----- Dataset records
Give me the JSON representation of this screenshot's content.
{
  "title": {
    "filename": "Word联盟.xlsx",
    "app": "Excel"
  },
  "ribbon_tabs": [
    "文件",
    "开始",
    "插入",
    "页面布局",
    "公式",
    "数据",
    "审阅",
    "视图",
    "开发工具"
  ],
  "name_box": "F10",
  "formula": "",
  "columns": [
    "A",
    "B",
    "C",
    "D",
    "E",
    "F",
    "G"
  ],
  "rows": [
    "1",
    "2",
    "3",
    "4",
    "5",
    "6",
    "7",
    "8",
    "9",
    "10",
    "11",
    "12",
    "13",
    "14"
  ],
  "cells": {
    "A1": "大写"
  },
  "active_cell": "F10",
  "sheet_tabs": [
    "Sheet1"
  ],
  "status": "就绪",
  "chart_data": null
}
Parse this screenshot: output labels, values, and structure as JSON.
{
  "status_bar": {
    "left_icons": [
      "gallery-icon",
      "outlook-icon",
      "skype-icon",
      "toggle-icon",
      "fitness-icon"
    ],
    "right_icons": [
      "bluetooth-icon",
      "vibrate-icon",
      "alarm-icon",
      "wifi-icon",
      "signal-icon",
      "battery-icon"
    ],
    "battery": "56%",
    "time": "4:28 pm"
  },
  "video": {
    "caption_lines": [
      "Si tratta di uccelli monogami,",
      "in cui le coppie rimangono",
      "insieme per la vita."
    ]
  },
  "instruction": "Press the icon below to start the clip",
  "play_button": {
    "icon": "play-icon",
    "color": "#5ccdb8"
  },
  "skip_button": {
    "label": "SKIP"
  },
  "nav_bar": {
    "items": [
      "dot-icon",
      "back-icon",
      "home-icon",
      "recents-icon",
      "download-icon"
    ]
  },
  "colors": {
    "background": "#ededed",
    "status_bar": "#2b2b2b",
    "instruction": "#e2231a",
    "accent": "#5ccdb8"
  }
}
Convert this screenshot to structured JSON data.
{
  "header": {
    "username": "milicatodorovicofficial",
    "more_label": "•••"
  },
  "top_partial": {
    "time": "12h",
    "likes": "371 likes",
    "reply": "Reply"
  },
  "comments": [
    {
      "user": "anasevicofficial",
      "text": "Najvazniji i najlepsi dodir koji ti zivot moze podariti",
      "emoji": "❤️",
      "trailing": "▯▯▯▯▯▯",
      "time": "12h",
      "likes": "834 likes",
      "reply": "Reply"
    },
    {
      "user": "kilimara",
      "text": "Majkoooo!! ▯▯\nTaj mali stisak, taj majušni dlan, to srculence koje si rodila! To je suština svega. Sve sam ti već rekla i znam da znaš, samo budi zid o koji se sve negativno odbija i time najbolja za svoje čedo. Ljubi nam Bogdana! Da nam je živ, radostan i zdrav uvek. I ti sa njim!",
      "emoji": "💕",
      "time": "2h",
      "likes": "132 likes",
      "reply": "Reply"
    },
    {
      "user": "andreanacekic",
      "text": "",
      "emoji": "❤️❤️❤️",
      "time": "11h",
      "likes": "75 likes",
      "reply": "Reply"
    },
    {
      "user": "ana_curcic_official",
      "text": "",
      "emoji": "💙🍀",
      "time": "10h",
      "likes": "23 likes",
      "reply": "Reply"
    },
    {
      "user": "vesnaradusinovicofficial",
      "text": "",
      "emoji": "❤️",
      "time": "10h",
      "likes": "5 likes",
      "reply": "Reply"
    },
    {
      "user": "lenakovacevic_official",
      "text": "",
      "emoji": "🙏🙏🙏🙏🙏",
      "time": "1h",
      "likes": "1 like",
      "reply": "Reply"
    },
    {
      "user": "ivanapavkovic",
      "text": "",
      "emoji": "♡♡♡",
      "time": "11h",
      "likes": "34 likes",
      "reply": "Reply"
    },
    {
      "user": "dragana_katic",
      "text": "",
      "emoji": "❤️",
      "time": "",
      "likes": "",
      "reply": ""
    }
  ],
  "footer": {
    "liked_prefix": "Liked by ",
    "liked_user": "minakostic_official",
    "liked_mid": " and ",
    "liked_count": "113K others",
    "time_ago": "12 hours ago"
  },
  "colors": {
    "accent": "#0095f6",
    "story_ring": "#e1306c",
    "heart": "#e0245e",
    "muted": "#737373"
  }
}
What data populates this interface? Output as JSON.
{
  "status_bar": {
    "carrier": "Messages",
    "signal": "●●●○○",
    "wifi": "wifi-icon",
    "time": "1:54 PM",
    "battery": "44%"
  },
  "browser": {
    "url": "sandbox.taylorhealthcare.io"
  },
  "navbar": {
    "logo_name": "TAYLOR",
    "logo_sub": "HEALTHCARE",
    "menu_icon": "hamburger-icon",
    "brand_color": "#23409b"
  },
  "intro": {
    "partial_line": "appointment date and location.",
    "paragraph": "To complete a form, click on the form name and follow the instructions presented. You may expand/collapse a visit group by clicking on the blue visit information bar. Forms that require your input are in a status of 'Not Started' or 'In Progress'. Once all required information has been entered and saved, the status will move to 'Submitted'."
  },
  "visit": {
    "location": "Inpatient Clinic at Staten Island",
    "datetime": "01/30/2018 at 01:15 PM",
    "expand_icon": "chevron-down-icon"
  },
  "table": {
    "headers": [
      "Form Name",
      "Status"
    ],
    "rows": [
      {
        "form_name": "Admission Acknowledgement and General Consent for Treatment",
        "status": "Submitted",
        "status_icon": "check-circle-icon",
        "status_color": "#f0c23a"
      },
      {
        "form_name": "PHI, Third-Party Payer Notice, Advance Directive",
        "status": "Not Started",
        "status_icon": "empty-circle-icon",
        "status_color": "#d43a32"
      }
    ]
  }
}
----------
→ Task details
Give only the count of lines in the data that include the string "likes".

→ Solution for this problem
9